Also: Every Samsung Galaxy S23 model compared: Specs, display, cameras, and more

The other factor is Apple's switch to its own silicon. When Apple was using Intel chips, it was a piece of cake for developers to port their software to MacOS due to the similar CPU. However, now that Apple relies on its own ARM-based chips, the porting process is far more difficult. Even companies like Adobe, maker of vital tools like Photoshop and Premiere, took months before all of their major titles fully supported Apple's chips. Smaller devs and less resourceful software makers might still lack support for quite some time.

You should buy Apple's 16-inch M2-gen MacBook Pro if...

two Apple's 16 inch MacBook Pro laptops back to back, open at an angle

The most recent, M2 Pro or Max-powered refresh of the venerable 16-inch MacBook Pro.


1. You, or your family, are committed to Apple's ecosystem

This is the other side of the coin. Apple was among the first, and might still be the best, at giving you reasons to stay locked into its ecosystem. On an individual level, this includes things like the ability to share screens and inputs across devices and tricks like Continuity Camera, which lets you use your iPhone as an advanced webcam, or Apple's excellent cross-device messaging.

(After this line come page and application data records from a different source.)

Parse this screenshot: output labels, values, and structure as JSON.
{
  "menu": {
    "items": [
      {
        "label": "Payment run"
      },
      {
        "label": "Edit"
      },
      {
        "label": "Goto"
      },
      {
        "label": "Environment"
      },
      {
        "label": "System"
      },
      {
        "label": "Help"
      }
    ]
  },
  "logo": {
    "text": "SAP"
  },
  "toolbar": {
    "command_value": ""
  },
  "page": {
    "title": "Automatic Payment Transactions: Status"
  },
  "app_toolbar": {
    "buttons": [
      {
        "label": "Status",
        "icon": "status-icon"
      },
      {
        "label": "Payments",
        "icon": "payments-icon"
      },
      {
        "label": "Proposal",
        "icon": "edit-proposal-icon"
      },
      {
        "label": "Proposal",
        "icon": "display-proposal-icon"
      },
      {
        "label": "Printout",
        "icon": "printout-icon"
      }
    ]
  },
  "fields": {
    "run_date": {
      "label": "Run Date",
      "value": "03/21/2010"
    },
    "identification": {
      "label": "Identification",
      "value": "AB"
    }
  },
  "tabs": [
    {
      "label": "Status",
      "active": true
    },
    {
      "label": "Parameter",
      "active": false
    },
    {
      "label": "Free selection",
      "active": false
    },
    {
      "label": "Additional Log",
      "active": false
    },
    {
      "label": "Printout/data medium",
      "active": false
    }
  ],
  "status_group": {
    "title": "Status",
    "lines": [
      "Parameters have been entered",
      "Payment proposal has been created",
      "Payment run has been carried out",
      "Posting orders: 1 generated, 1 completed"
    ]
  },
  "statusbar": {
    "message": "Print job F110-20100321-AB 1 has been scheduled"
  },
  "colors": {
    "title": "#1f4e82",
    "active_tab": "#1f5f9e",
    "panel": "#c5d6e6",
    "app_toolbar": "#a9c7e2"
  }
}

However, this last point raises the issue of friends and family, and which ecosystem they're aligned with. Apple's walled-garden approach to messaging means its Message platform requires an Apple device. 

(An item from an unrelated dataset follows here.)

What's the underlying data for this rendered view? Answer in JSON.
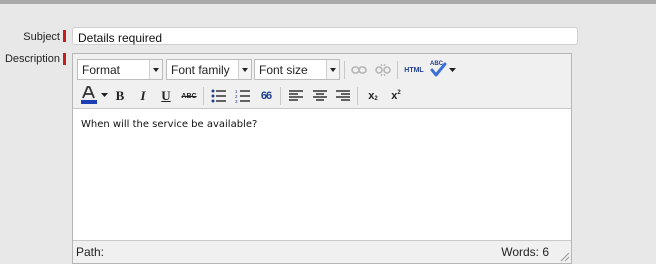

While Samsung's devices can make use of open protocols like RCS, which Apple refuses to adopt, to communicate across smartphones, tablets, and PCs, Apple device owners are limited to messaging with other Apple device owners if they want full functionality. 

It's an issue that can chafe at times, but it's also one that has led many, myself included, to opt for Apple's devices in order to best stay connected with friends and family. 

Also: Samsung Galaxy S23 Ultra vs Google Pixel 7 Pro: Which Android flagship is king?

2. You're a content creator looking for a mobile desktop replacement

Apple's M1 generation of chips was already more than enough power for most photo editors, and even a large chunk of video editors, including those working in 4K+ formats. Now, with the advent of M2 Pro and M2 Max options, the 16-inch MacBook Pro is like an entire production studio unto itself, especially when combined with the ample variety of RAM and storage configurations now available for both chips and a full-fledged HDMI port, as well as three DisplayPort-capable Thunderbolt ports.

3. You need a ton of RAM or storage

The maximum amount of memory and storage you can configure a Galaxy Book 3 Ultra with are 32GB and 1TB, respectively. While these are plenty for the average user, a content creator might fill that storage quickly with 8K video, while the RAM limitation might strain processing times within their workflow. The MacBook Pro, however, can be configured with as much as 96GB of RAM and 8TB of storage. That's triple the memory and eight times the storage of its competitor. Of course, such a maxed-out beast would be expensive, but the option remains for the most demanding laptop users who actually need all of that memory and space.

Also: Apple's new MacBook Pro with M2 Pro chip is a compelling package

Alternatives to consider

Open to other high-end laptop prospects? Consider these ZDNET-recommended devices:

If you're more concerned with premium build quality, sleek design, and top-end performance than you are with maximum screen real estate, Dell's XPS 13 Plus ticks all the boxes, in a smaller overall package.

If you want a taste of the M2 generation's power, but aren't ready to drop over two grand on it, the M2-powered MacBook Air provides a middle ground between the still-on-sale M1 Air and the higher-end M2 Pro and M2 Max MacBook Pro models. It also just so happens to be ZDNET's product of the year

Review: Apple MacBook Air (M2, 2022): Sleeker, faster -- and more expensive

Absolutely must have a 16-inch laptop? Lenovo's ThinkPad Z16 is among the most premium models we've tested here at ZDNET in recent memory, standing up well to just about any task. Just don't expect an excellent built-in webcam.

Review: Lenovo ThinkPad Z16: Disappointing webcam, great everything else

Editorial standards